Aim of the exercise> The data should be written out in full, exactly as it stands, and the pictures dropped.

Dataset records:
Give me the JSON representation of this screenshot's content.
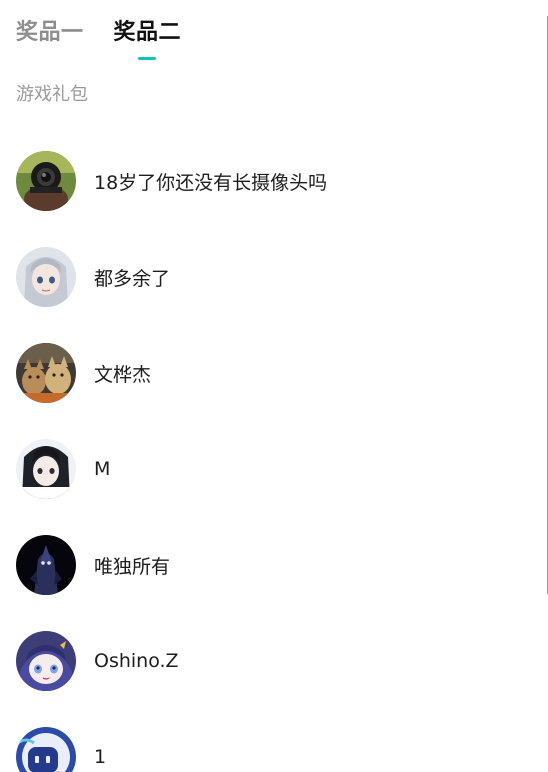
{
  "tabs": [
    {
      "label": "奖品一",
      "active": false
    },
    {
      "label": "奖品二",
      "active": true
    }
  ],
  "accent_color": "#10c3b8",
  "section_title": "游戏礼包",
  "winners": [
    {
      "name": "18岁了你还没有长摄像头吗",
      "avatar": "camera-avatar"
    },
    {
      "name": "都多余了",
      "avatar": "anime-white-hair-avatar"
    },
    {
      "name": "文桦杰",
      "avatar": "cats-avatar"
    },
    {
      "name": "M",
      "avatar": "anime-black-hair-avatar"
    },
    {
      "name": "唯独所有",
      "avatar": "dark-robot-avatar"
    },
    {
      "name": "Oshino.Z",
      "avatar": "anime-chibi-avatar"
    },
    {
      "name": "1",
      "avatar": "blue-robot-avatar"
    }
  ]
}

Solution for this problem>
Give me the JSON representation of this screenshot's content.
{
  "tabs": [
    {
      "label": "奖品一",
      "active": false
    },
    {
      "label": "奖品二",
      "active": true
    }
  ],
  "accent_color": "#10c3b8",
  "section_title": "游戏礼包",
  "winners": [
    {
      "name": "18岁了你还没有长摄像头吗",
      "avatar": "camera-avatar"
    },
    {
      "name": "都多余了",
      "avatar": "anime-white-hair-avatar"
    },
    {
      "name": "文桦杰",
      "avatar": "cats-avatar"
    },
    {
      "name": "M",
      "avatar": "anime-black-hair-avatar"
    },
    {
      "name": "唯独所有",
      "avatar": "dark-robot-avatar"
    },
    {
      "name": "Oshino.Z",
      "avatar": "anime-chibi-avatar"
    },
    {
      "name": "1",
      "avatar": "blue-robot-avatar"
    }
  ]
}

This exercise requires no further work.